 In a diversity case such as this, Indiana law controls claims of attorney-client privilege. Reginald Martin Agency, 460 F. Supp. 2d at 917. Although Indiana courts have recognized the common interest doctrine, see Corll v. Edward D. Jones & Co., 646 N.E. 2d 721, 725 (Ind. Ct. App. 1995), they ostensibly have not yet delineated what constitutes waiver under the doctrine.
 The Simon Court focused on the following inquiries when deciding that the communications were protected from disclosure:
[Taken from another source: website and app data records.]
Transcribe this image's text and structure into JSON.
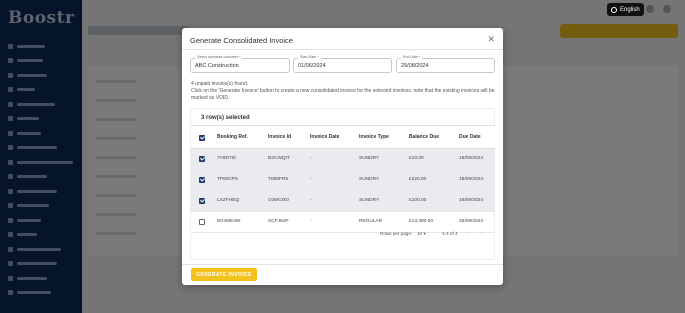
{
  "header": {
    "language_label": "English"
  },
  "modal": {
    "title": "Generate Consolidated Invoice",
    "customer": {
      "label": "Select business customer *",
      "value": "ABC Construction"
    },
    "start_date": {
      "label": "Start Date *",
      "value": "01/06/2024"
    },
    "end_date": {
      "label": "End Date *",
      "value": "29/08/2024"
    },
    "info_line1": "4 unpaid invoice(s) found.",
    "info_line2": "Click on the 'Generate Invoice' button to create a new consolidated invoice for the selected invoices. note that the existing invoices will be marked as VOID.",
    "selected_count": "3 row(s) selected",
    "columns": [
      "Booking Ref.",
      "Invoice Id",
      "Invoice Date",
      "Invoice Type",
      "Balance Due",
      "Due Date"
    ],
    "rows": [
      {
        "selected": true,
        "cells": [
          "7A9D7I0",
          "B2CWQIT",
          "-",
          "SUNDRY",
          "£10.00",
          "18/09/2024"
        ]
      },
      {
        "selected": true,
        "cells": [
          "TP60CP6",
          "T068FR5",
          "-",
          "SUNDRY",
          "£220.00",
          "18/09/2024"
        ]
      },
      {
        "selected": true,
        "cells": [
          "LXZFHEQ",
          "O36K3X0",
          "-",
          "SUNDRY",
          "£100.00",
          "18/09/2024"
        ]
      },
      {
        "selected": false,
        "cells": [
          "8O4ME4W",
          "SCFJ64P",
          "-",
          "REGULAR",
          "£13,380.00",
          "26/09/2024"
        ]
      }
    ],
    "pagination": {
      "rows_per_page_label": "Rows per page:",
      "rows_per_page": "10",
      "range": "1-4 of 4"
    },
    "generate_button": "GENERATE INVOICE"
  },
  "icons": {
    "close": "close-icon",
    "language": "globe-icon",
    "dropdown": "chevron-down-icon",
    "prev": "chevron-left-icon",
    "next": "chevron-right-icon"
  },
  "colors": {
    "accent_yellow": "#f3c21f",
    "sidebar_navy": "#0b2a55",
    "checkbox_navy": "#1c3d6e"
  }
}
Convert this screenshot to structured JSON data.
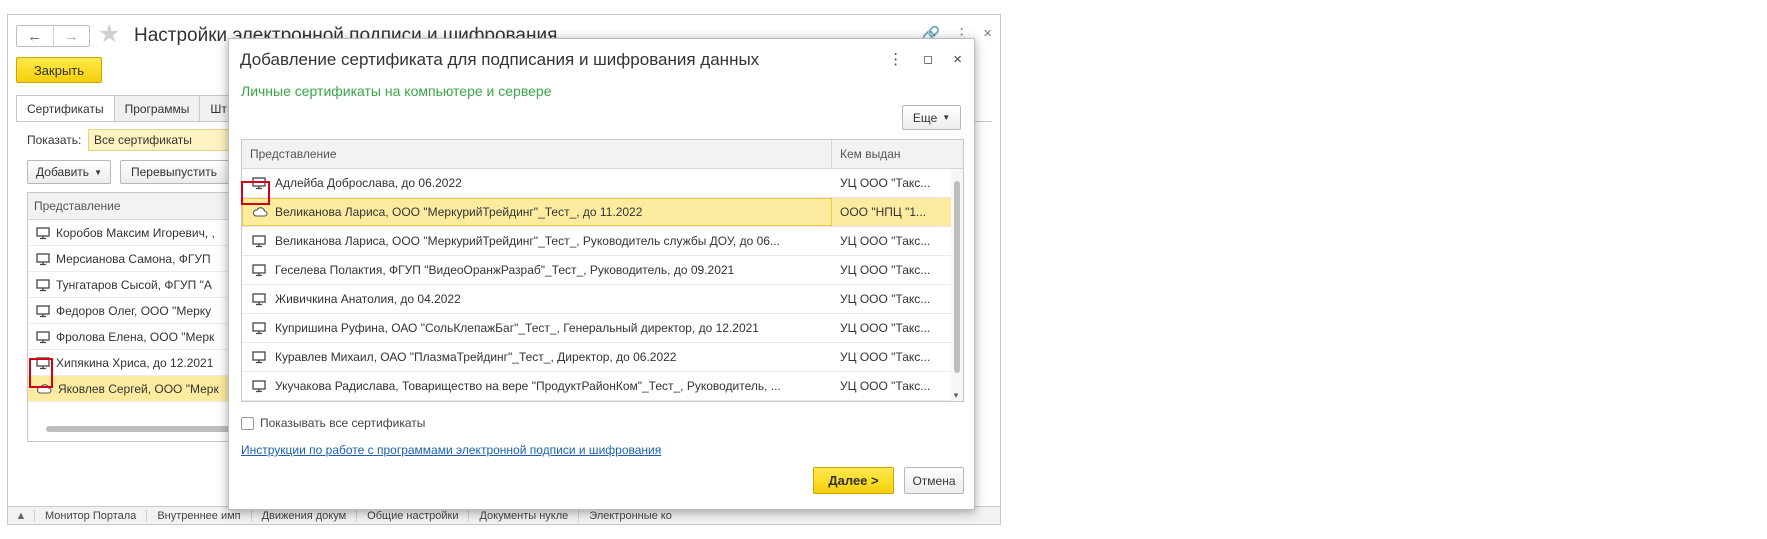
{
  "background": {
    "title": "Настройки электронной подписи и шифрования",
    "close_label": "Закрыть",
    "tabs": [
      {
        "label": "Сертификаты"
      },
      {
        "label": "Программы"
      },
      {
        "label": "Шт"
      }
    ],
    "show_label": "Показать:",
    "show_value": "Все сертификаты",
    "add_label": "Добавить",
    "reissue_label": "Перевыпустить",
    "table_header": "Представление",
    "rows": [
      {
        "icon": "computer-icon",
        "text": "Коробов Максим Игоревич, ,"
      },
      {
        "icon": "computer-icon",
        "text": "Мерсианова Самона, ФГУП"
      },
      {
        "icon": "computer-icon",
        "text": "Тунгатаров Сысой, ФГУП \"А"
      },
      {
        "icon": "computer-icon",
        "text": "Федоров Олег, ООО \"Мерку"
      },
      {
        "icon": "computer-icon",
        "text": "Фролова Елена, ООО \"Мерк"
      },
      {
        "icon": "computer-icon",
        "text": "Хипякина Хриса, до 12.2021"
      },
      {
        "icon": "cloud-icon",
        "text": "Яковлев Сергей, ООО \"Мерк"
      }
    ],
    "taskbar": [
      "Монитор Портала",
      "Внутреннее имп",
      "Движения докум",
      "Общие настройки",
      "Документы нукле",
      "Электронные ко"
    ]
  },
  "dialog": {
    "title": "Добавление сертификата для подписания и шифрования данных",
    "subtitle": "Личные сертификаты на компьютере и сервере",
    "more_label": "Еще",
    "columns": [
      "Представление",
      "Кем выдан"
    ],
    "rows": [
      {
        "icon": "computer-icon",
        "name": "Адлейба Доброслава, до 06.2022",
        "issuer": "УЦ ООО \"Такс..."
      },
      {
        "icon": "cloud-icon",
        "name": "Великанова Лариса, ООО \"МеркурийТрейдинг\"_Тест_, до 11.2022",
        "issuer": "ООО \"НПЦ \"1...",
        "selected": true
      },
      {
        "icon": "computer-icon",
        "name": "Великанова Лариса, ООО \"МеркурийТрейдинг\"_Тест_, Руководитель службы ДОУ, до 06...",
        "issuer": "УЦ ООО \"Такс..."
      },
      {
        "icon": "computer-icon",
        "name": "Геселева Полактия, ФГУП \"ВидеоОранжРазраб\"_Тест_, Руководитель, до 09.2021",
        "issuer": "УЦ ООО \"Такс..."
      },
      {
        "icon": "computer-icon",
        "name": "Живичкина Анатолия, до 04.2022",
        "issuer": "УЦ ООО \"Такс..."
      },
      {
        "icon": "computer-icon",
        "name": "Купришина Руфина, ОАО \"СольКлепажБаг\"_Тест_, Генеральный директор, до 12.2021",
        "issuer": "УЦ ООО \"Такс..."
      },
      {
        "icon": "computer-icon",
        "name": "Куравлев Михаил, ОАО \"ПлазмаТрейдинг\"_Тест_, Директор, до 06.2022",
        "issuer": "УЦ ООО \"Такс..."
      },
      {
        "icon": "computer-icon",
        "name": "Укучакова Радислава, Товарищество на вере \"ПродуктРайонКом\"_Тест_, Руководитель, ...",
        "issuer": "УЦ ООО \"Такс..."
      }
    ],
    "show_all_label": "Показывать все сертификаты",
    "show_all_checked": false,
    "instructions_link": "Инструкции по работе с программами электронной подписи и шифрования",
    "next_label": "Далее >",
    "cancel_label": "Отмена"
  },
  "colors": {
    "accent_yellow": "#f5cf0b",
    "selection": "#fdeca0",
    "subtitle_green": "#3aa54a",
    "link_blue": "#1a5fb4",
    "highlight_red": "#d3001a"
  }
}
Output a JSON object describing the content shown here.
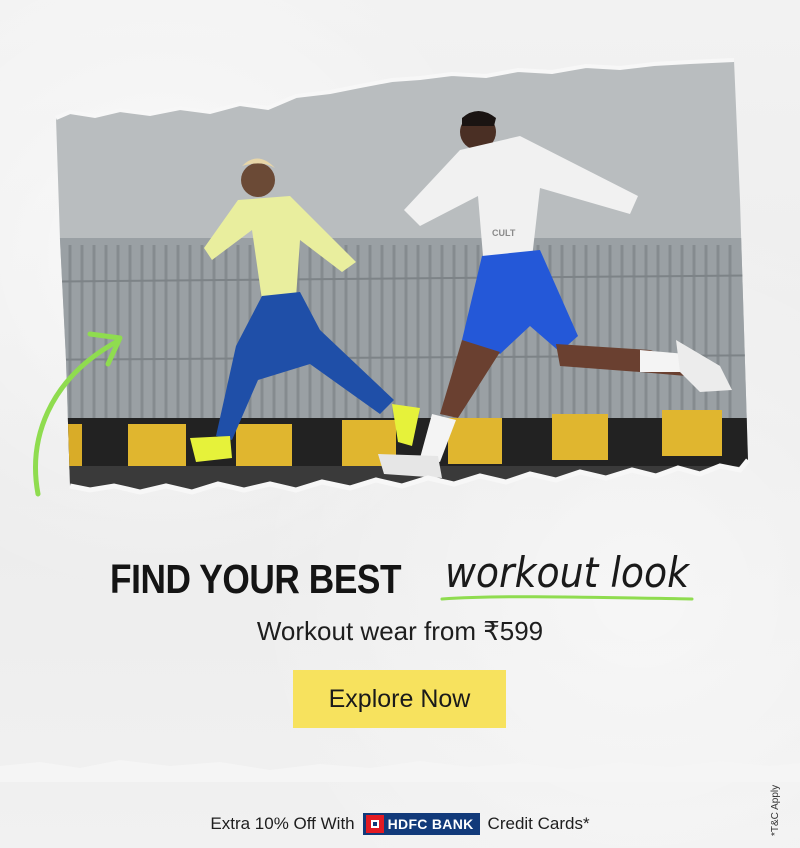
{
  "banner": {
    "headline_bold": "FIND YOUR BEST",
    "headline_script": "workout look",
    "subheading": "Workout wear from ₹599",
    "cta_label": "Explore Now",
    "offer_prefix": "Extra 10% Off With",
    "bank_name": "HDFC BANK",
    "offer_suffix": "Credit Cards*",
    "terms": "*T&C Apply",
    "photo_badge": "CULT"
  },
  "colors": {
    "cta_background": "#f7e25e",
    "accent_green": "#8fdc4f",
    "bank_blue": "#123a7a",
    "bank_red": "#e21b23"
  }
}
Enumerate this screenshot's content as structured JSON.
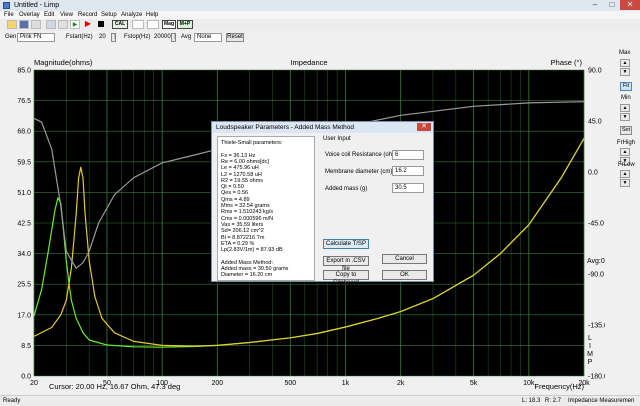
{
  "app": {
    "title": "Untitled - Limp"
  },
  "window_buttons": [
    "–",
    "□",
    "✕"
  ],
  "menu": [
    "File",
    "Overlay",
    "Edit",
    "View",
    "Record",
    "Setup",
    "Analyze",
    "Help"
  ],
  "toolbar": {
    "cal": "CAL",
    "mag": "Mag",
    "mp": "M+P"
  },
  "gen": {
    "gen_label": "Gen",
    "gen_value": "Pink FN",
    "fstart_label": "Fstart(Hz)",
    "fstart_value": "20",
    "fstop_label": "Fstop(Hz)",
    "fstop_value": "20000",
    "avg_label": "Avg",
    "avg_value": "None",
    "reset": "Reset"
  },
  "chart": {
    "left_title": "Magnitude(ohms)",
    "center_title": "Impedance",
    "right_title": "Phase (°)",
    "x_title": "Frequency(Hz)",
    "cursor": "Cursor: 20.00 Hz, 16.67 Ohm, 47.3 deg",
    "avg_marker": "Avg:0.0",
    "vertical_tag": [
      "L",
      "I",
      "M",
      "P"
    ]
  },
  "chart_data": {
    "type": "line",
    "title": "Impedance",
    "xlabel": "Frequency(Hz)",
    "ylabel": "Magnitude(ohms)",
    "y2label": "Phase (°)",
    "xscale": "log",
    "xlim": [
      20,
      20000
    ],
    "ylim": [
      0,
      85
    ],
    "y2lim": [
      -180,
      90
    ],
    "x_ticks": [
      "20",
      "50",
      "100",
      "200",
      "500",
      "1k",
      "2k",
      "5k",
      "10k",
      "20k"
    ],
    "x_tick_values": [
      20,
      50,
      100,
      200,
      500,
      1000,
      2000,
      5000,
      10000,
      20000
    ],
    "y_ticks": [
      "85.0",
      "76.5",
      "68.0",
      "59.5",
      "51.0",
      "42.5",
      "34.0",
      "25.5",
      "17.0",
      "8.5",
      "0.0"
    ],
    "y2_ticks": [
      "90.0",
      "45.0",
      "0.0",
      "-45.0",
      "-90.0",
      "-135.0",
      "-180.0"
    ],
    "grid": true,
    "colors": {
      "background": "#000000",
      "grid": "#2f5a2f",
      "major_grid": "#3a7a3a"
    },
    "series": [
      {
        "axis": "left",
        "color": "#66ee22",
        "x": [
          20,
          22,
          24,
          26,
          27,
          28,
          29,
          30,
          31,
          32,
          34,
          37,
          40,
          50,
          70,
          100,
          150,
          200,
          300,
          500,
          700,
          1000,
          1500,
          2000,
          3000,
          5000,
          7000,
          10000,
          15000,
          20000
        ],
        "y": [
          16.7,
          24,
          35,
          46,
          49.5,
          48,
          40,
          32,
          26,
          21,
          16,
          12,
          10,
          8.6,
          8.1,
          8.0,
          8.2,
          8.5,
          9.3,
          10.6,
          11.8,
          13.6,
          16.0,
          17.9,
          21.5,
          28.0,
          34.0,
          42.0,
          55.0,
          66.0
        ]
      },
      {
        "axis": "left",
        "color": "#e6c92e",
        "x": [
          20,
          25,
          28,
          30,
          32,
          34,
          35,
          36,
          37,
          38,
          40,
          43,
          47,
          55,
          70,
          100,
          150,
          200,
          300,
          500,
          700,
          1000,
          1500,
          2000,
          3000,
          5000,
          7000,
          10000,
          15000,
          20000
        ],
        "y": [
          11,
          13.5,
          17,
          21,
          30,
          45,
          55,
          58,
          55,
          45,
          32,
          22,
          16,
          12,
          9.6,
          8.5,
          8.3,
          8.5,
          9.3,
          10.6,
          11.8,
          13.6,
          16.0,
          17.9,
          21.5,
          28.0,
          34.0,
          42.0,
          55.0,
          66.0
        ]
      },
      {
        "axis": "right",
        "color": "#9a9a9a",
        "x": [
          20,
          22,
          25,
          28,
          30,
          34,
          37,
          40,
          45,
          55,
          70,
          100,
          150,
          200,
          300,
          500,
          1000,
          2000,
          5000,
          10000,
          20000
        ],
        "y": [
          47.3,
          44,
          20,
          -30,
          -70,
          -85,
          -80,
          -70,
          -45,
          -20,
          -5,
          8,
          15,
          20,
          24,
          30,
          40,
          50,
          58,
          61,
          62
        ]
      }
    ]
  },
  "side_panel": {
    "max": "Max",
    "fit": "Fit",
    "min": "Min",
    "set": "Set",
    "frhigh": "FrHigh",
    "frlow": "FrLow"
  },
  "dialog": {
    "title": "Loudspeaker Parameters - Added Mass Method",
    "close": "✕",
    "ts_lines": [
      "Thiele-Small parameters:",
      "",
      "Fs  =  36.13 Hz",
      "Re  =  6.00 ohms[dc]",
      "Le  =  475.96 uH",
      "L2  =  1270.58 uH",
      "R2  =  19.55 ohms",
      "Qt  =  0.50",
      "Qes  =  0.56",
      "Qms  =  4.89",
      "Mms  =  32.54 grams",
      "Rms  =  1.510243 kg/s",
      "Cms  =  0.000596 m/N",
      "Vas  =  35.59 liters",
      "Sd=  206.12 cm^2",
      "Bl  =  8.872216 Tm",
      "ETA  =  0.29 %",
      "Lp(2.83V/1m)  =  87.93 dB",
      "",
      "Added Mass Method:",
      "Added mass = 30.50 grams",
      "Diameter = 16.20 cm"
    ],
    "user_input_label": "User Input",
    "voice_coil_label": "Voice coil Resistance (ohms)",
    "voice_coil_value": "6",
    "membrane_label": "Membrane diameter (cm)",
    "membrane_value": "16.2",
    "added_mass_label": "Added mass (g)",
    "added_mass_value": "30.5",
    "calc_button": "Calculate T/SP",
    "export_button": "Export in .CSV file",
    "cancel_button": "Cancel",
    "copy_button": "Copy to Clipboard",
    "ok_button": "OK"
  },
  "status": {
    "ready": "Ready",
    "l_value": "L: 18.3",
    "r_value": "R: 2.7",
    "mode": "Impedance Measuremen"
  }
}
First, how excusable or inexcusable was the neglect that led to the inadvertent disclosure? Second, is it possible to provide effective relief from the inadvertent disclosure? Third, is there any serious prospect of harm to the interests of the opponent or to the interests of justice if waiver is not found?
 Kerwin's affidavit stating that he did not consider the e-mails, by itself, is hardly convincing evidence in support of the Plaintiffs' argument. As the Simon Court noted, "[S]uch an assertion by an expert witness could become too easy a dodge." 194 F.R.D. at 549-50; see also United States v. City of Torrance, 163 F.R.D. 590, 593 (C.D. Cal. 1995) ("Where the expert has acquired information relevant to his opinion, [opposing counsel] should not be bound by his statements that he did not consider it." (quoting County of Suffolk v. Long Island Lighting Co., 122 F.R.D. 120, 123 (E.D.N.Y 1988))).
End of Document.